#### [What you have to do]
In the data below, which lines hold the word "icon"? Copy them.

Element data from apps and pages:
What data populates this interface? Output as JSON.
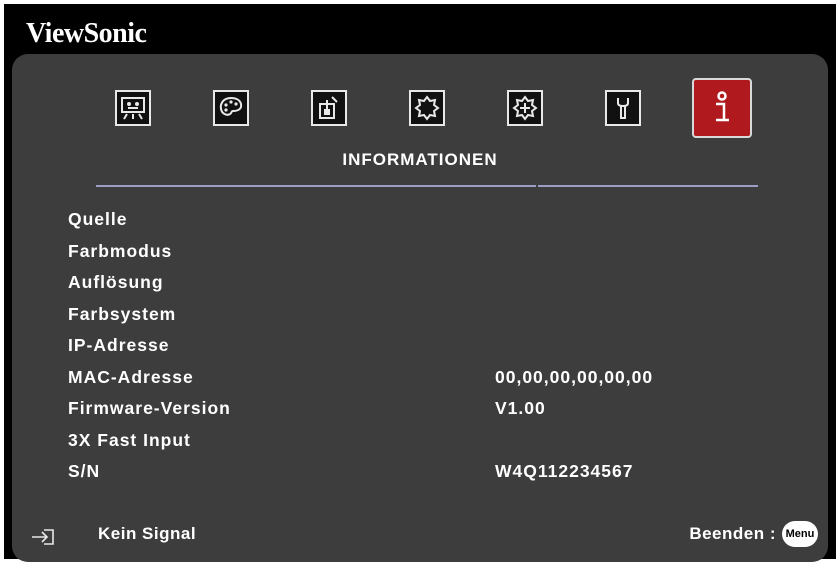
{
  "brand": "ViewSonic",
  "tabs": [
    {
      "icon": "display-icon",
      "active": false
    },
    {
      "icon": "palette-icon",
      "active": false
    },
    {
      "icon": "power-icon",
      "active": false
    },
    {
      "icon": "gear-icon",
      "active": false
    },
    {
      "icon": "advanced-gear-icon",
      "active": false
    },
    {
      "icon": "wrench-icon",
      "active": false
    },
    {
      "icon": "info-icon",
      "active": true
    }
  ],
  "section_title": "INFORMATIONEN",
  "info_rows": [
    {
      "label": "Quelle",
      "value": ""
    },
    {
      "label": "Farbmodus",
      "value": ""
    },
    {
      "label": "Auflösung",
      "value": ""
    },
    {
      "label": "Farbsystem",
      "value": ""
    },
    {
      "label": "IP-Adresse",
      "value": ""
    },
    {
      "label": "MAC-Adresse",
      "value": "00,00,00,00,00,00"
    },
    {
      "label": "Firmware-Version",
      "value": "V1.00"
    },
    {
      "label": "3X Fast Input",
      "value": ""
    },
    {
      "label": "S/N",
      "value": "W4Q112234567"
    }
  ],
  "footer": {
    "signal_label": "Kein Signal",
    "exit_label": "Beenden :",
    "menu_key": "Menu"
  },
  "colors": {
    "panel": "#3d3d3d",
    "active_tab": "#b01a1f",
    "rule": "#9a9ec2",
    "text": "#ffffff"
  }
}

#### [Answer area]
      "icon": "display-icon",
      "icon": "palette-icon",
      "icon": "power-icon",
      "icon": "gear-icon",
      "icon": "advanced-gear-icon",
      "icon": "wrench-icon",
      "icon": "info-icon",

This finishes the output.